◆ Problem details ◆
In the entries, find all lines that hold the word "Bewertung" and copy them.

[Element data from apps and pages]
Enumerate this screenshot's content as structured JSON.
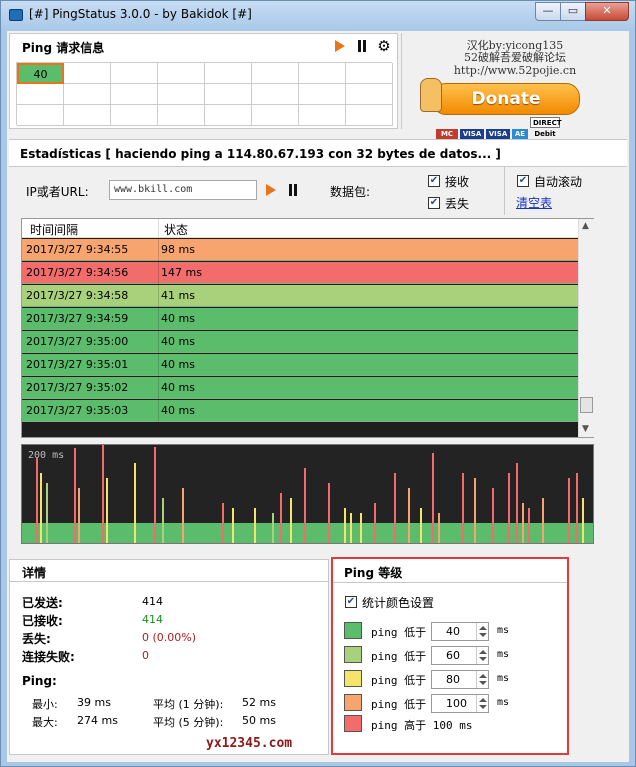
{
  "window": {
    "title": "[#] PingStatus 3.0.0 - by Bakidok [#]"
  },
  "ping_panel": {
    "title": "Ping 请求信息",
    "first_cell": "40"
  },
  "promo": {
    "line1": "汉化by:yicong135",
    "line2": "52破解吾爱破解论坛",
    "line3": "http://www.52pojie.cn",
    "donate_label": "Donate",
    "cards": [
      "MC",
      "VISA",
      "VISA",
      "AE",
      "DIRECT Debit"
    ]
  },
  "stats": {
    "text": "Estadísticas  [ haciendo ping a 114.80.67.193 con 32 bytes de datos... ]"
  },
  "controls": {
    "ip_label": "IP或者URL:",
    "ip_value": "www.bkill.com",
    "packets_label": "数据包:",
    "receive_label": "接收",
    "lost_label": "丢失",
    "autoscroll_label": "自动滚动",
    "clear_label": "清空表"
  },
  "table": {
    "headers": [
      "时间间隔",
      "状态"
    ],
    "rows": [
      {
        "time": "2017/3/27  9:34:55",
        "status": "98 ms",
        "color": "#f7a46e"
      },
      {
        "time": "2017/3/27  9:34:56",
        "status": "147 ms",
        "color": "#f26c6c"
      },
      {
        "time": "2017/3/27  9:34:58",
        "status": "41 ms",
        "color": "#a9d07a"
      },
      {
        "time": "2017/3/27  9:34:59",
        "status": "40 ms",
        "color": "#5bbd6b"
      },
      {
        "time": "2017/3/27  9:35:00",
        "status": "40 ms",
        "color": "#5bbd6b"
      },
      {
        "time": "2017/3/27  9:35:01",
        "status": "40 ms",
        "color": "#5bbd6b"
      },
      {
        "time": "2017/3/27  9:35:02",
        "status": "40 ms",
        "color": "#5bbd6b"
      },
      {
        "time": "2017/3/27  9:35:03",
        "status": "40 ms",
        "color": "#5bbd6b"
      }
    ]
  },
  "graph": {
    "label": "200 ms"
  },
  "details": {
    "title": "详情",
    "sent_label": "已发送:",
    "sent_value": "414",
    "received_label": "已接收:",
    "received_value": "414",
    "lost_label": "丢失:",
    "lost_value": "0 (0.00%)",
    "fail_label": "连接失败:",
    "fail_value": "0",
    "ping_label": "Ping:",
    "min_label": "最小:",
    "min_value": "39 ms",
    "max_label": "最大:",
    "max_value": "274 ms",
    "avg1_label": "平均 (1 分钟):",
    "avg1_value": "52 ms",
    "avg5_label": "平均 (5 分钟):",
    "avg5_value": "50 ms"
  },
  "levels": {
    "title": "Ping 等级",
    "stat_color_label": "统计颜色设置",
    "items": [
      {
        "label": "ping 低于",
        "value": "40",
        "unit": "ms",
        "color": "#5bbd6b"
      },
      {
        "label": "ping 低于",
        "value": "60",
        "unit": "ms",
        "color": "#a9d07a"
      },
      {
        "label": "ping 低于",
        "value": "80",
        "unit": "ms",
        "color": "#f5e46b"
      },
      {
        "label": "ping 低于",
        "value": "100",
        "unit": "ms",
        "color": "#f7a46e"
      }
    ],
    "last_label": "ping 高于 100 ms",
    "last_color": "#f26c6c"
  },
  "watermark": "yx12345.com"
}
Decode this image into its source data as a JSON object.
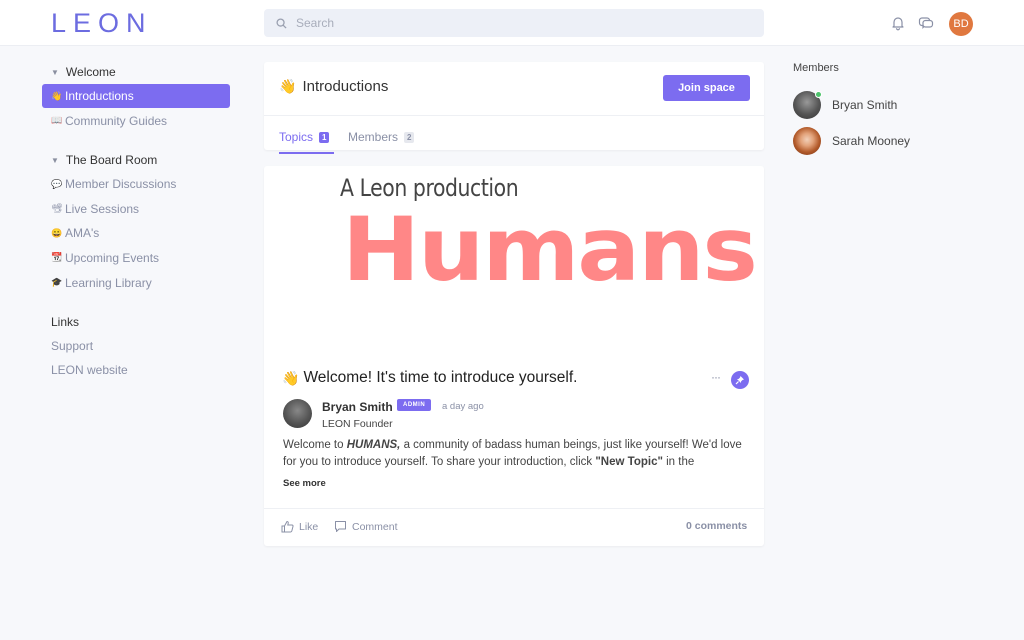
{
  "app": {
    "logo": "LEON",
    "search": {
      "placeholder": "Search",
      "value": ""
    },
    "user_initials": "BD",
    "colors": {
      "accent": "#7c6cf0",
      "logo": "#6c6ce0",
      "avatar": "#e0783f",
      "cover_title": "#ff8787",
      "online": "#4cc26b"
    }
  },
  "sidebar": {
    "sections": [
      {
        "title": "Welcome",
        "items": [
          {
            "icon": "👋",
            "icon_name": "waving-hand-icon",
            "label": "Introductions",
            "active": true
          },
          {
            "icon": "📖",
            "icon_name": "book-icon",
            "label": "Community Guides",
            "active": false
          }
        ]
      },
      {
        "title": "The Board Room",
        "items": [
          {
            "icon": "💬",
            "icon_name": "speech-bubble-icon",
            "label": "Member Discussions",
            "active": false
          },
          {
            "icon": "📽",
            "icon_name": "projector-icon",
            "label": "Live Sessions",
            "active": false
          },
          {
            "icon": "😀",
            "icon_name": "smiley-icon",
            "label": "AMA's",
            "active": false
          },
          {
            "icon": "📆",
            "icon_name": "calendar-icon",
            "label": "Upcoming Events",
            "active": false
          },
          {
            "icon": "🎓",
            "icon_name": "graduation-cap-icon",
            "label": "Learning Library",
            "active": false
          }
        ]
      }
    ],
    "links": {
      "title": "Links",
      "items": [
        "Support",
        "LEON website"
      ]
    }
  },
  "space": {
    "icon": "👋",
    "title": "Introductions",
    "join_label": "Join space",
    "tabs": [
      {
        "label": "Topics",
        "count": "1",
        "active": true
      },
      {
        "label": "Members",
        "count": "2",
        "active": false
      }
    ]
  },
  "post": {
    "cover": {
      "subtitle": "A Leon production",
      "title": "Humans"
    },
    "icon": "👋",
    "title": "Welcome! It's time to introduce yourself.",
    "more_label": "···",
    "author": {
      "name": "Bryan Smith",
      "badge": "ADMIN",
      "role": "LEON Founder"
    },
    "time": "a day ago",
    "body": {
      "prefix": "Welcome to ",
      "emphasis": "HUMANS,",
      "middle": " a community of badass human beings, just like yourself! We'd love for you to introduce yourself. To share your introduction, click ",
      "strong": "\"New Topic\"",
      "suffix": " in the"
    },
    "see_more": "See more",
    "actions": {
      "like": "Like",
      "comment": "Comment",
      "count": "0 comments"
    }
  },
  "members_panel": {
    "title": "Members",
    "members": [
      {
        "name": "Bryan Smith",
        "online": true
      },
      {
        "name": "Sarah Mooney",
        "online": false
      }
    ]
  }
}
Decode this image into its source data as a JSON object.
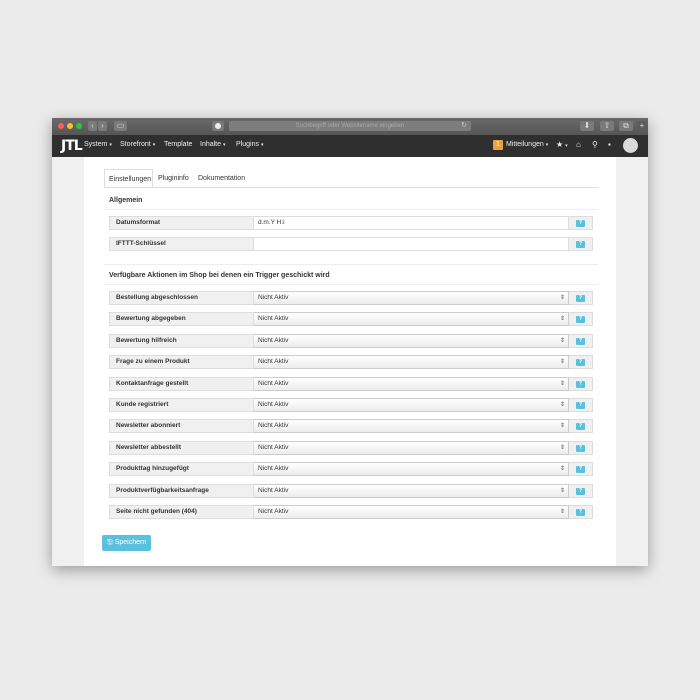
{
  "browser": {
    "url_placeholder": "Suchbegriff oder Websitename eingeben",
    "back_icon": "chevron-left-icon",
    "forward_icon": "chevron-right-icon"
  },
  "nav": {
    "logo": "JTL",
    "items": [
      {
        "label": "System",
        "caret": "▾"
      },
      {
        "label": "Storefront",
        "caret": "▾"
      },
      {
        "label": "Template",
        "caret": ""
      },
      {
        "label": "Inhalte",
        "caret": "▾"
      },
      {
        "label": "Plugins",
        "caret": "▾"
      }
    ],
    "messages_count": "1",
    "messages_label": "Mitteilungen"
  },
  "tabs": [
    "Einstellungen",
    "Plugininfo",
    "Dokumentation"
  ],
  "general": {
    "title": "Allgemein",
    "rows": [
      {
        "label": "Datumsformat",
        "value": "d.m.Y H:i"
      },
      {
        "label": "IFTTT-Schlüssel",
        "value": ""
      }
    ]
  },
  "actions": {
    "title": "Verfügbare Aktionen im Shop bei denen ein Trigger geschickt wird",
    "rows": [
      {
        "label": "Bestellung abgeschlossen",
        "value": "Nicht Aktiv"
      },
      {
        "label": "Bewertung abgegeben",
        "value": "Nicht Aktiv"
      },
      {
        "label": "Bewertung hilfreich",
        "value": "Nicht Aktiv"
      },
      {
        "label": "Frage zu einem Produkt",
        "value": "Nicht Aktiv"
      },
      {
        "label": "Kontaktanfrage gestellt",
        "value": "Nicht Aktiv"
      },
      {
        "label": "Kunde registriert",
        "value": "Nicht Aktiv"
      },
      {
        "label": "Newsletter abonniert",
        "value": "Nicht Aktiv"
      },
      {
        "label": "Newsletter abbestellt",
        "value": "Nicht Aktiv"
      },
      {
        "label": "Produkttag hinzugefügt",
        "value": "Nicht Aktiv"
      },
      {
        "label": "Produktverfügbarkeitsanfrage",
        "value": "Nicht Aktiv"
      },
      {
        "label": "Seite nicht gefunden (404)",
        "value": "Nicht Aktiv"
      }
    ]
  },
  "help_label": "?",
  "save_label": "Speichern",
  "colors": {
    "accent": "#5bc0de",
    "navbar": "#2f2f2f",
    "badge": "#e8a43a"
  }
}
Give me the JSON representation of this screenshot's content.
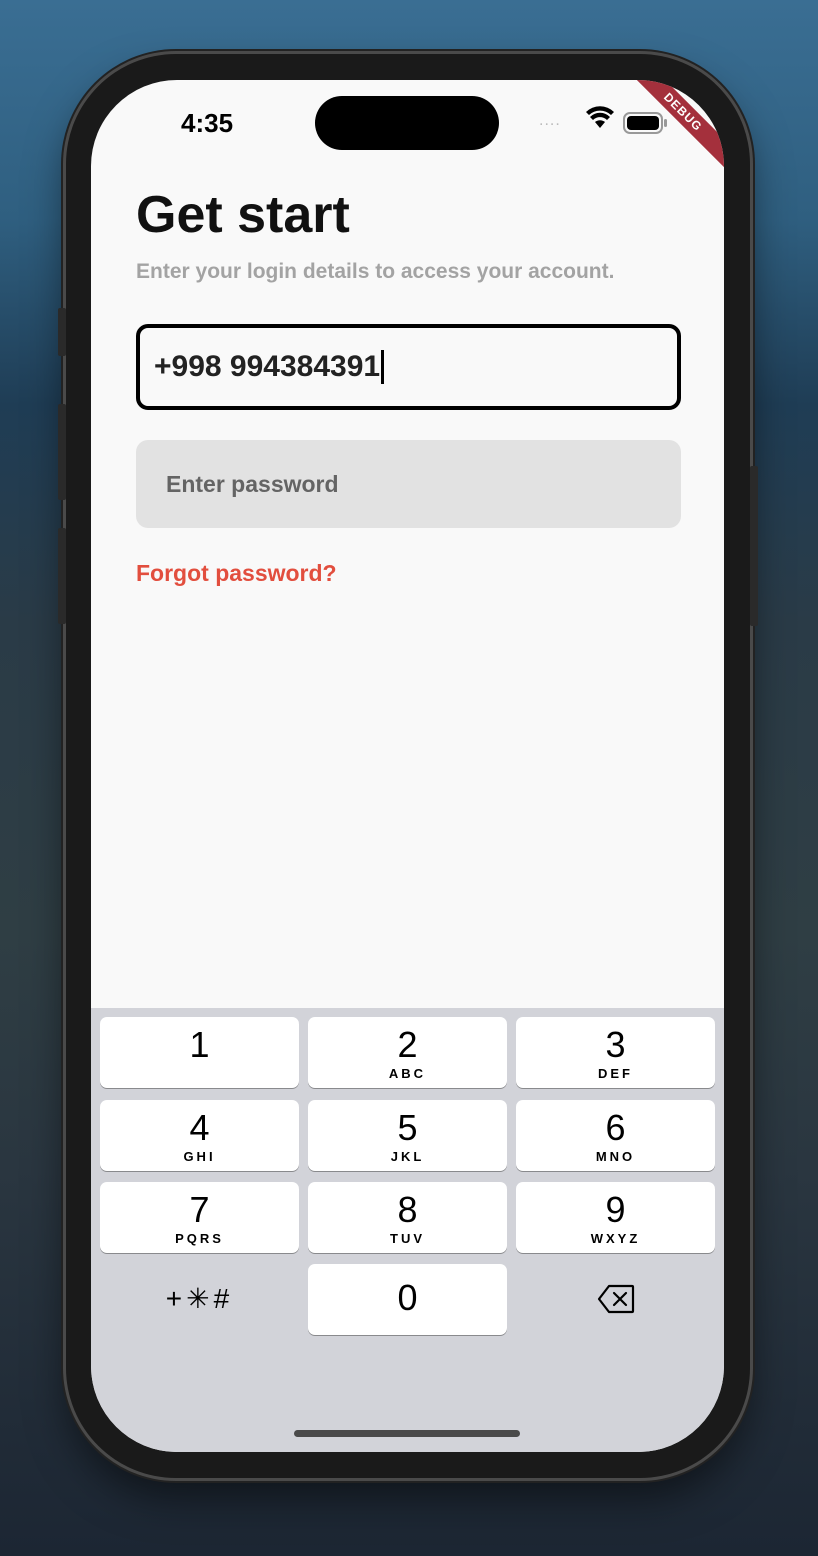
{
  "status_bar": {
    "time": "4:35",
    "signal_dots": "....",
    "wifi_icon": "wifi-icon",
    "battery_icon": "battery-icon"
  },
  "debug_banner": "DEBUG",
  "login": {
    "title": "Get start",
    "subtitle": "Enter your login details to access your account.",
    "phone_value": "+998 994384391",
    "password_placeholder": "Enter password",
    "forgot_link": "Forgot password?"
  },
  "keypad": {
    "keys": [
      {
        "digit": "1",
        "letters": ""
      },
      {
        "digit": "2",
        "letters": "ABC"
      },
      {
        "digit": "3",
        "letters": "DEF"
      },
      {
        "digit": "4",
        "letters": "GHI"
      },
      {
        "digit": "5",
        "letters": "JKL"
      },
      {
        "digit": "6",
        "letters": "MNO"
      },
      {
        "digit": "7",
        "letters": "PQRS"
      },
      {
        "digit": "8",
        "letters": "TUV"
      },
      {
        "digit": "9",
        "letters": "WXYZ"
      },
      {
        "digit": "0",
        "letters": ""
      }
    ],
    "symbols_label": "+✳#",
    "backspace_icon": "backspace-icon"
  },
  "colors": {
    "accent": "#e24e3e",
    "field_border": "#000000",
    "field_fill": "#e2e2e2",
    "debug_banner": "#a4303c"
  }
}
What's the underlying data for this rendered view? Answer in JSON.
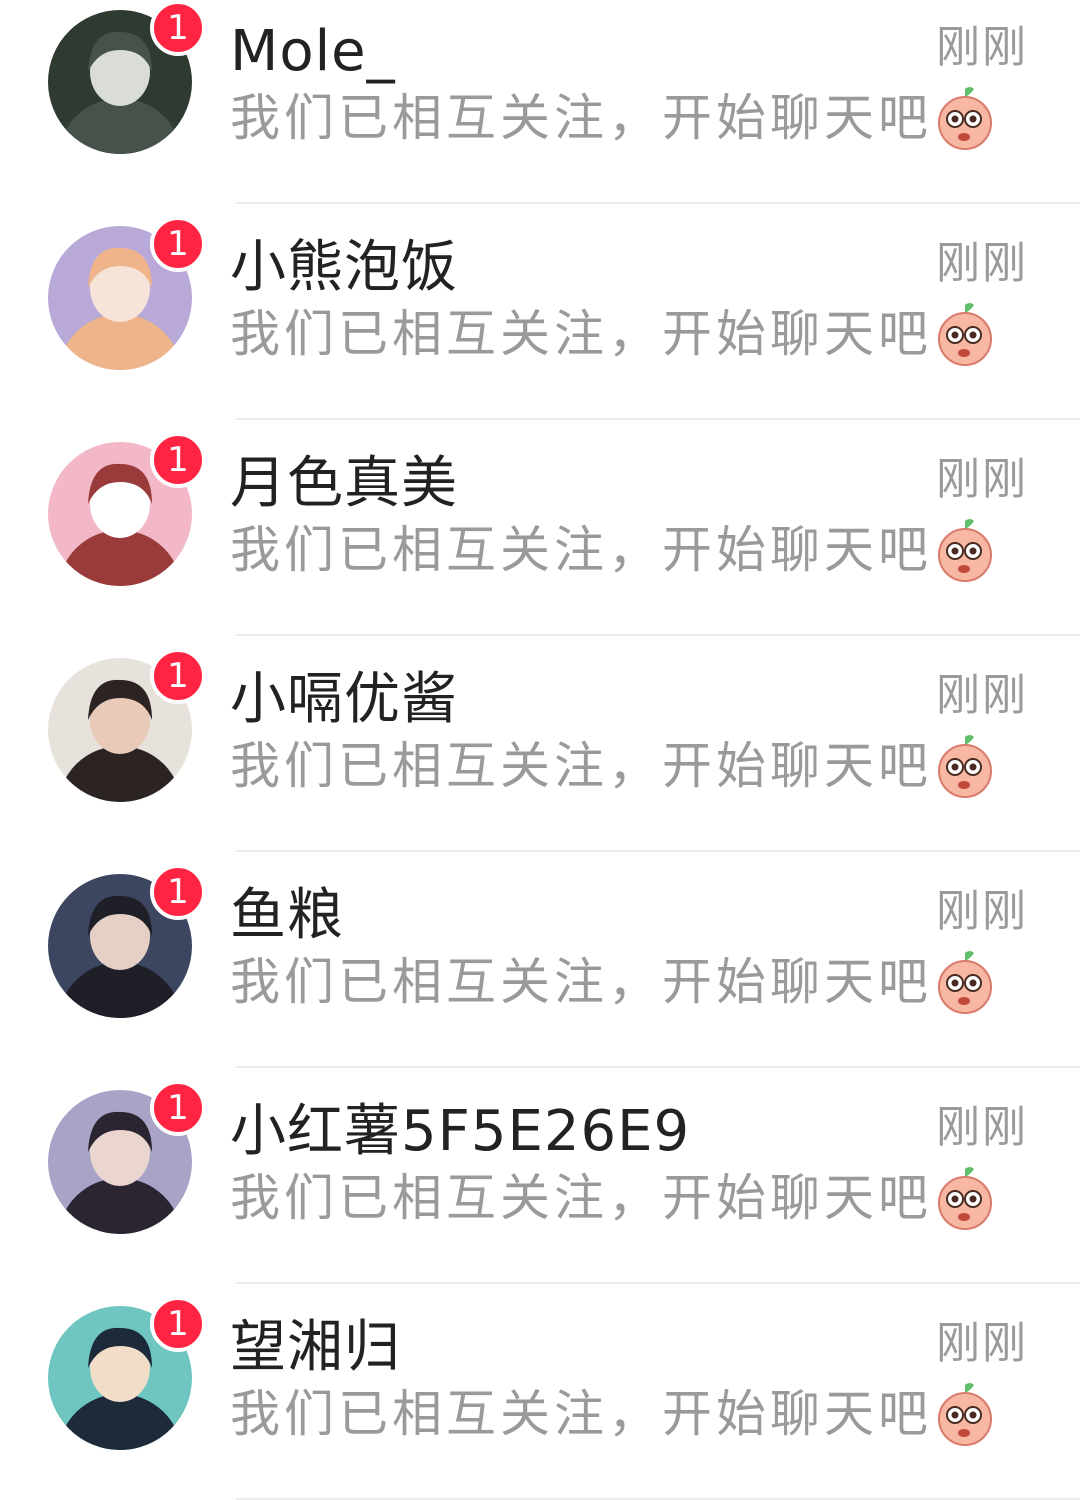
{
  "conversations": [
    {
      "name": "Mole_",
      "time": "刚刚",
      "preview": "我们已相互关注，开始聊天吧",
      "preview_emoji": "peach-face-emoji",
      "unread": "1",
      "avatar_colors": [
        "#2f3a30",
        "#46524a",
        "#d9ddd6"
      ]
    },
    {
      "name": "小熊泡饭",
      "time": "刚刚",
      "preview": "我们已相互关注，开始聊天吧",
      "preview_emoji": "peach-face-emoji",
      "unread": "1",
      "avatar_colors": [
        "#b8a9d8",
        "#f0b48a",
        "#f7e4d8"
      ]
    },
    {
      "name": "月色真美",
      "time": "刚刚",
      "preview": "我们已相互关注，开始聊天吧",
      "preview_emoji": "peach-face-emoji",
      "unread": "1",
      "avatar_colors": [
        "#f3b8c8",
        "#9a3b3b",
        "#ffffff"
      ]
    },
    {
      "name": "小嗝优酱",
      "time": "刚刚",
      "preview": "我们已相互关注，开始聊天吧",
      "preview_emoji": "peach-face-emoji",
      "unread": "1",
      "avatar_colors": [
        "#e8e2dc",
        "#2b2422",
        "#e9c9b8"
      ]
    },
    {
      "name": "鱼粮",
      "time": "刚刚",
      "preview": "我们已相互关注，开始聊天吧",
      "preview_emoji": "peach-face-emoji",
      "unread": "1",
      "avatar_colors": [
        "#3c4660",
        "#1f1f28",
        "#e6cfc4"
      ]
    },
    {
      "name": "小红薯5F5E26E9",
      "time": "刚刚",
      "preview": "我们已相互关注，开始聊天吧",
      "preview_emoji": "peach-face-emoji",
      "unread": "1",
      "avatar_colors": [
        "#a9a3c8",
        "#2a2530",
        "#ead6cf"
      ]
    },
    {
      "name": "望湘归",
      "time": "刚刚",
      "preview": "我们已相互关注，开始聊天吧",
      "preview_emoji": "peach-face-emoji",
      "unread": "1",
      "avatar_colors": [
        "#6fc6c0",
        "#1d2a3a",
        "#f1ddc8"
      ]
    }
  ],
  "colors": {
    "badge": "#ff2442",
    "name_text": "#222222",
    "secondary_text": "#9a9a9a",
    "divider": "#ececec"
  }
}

◆ Output for this task ◆
        "label": "Bewertung abgegeben",
        "label": "Bewertung hilfreich",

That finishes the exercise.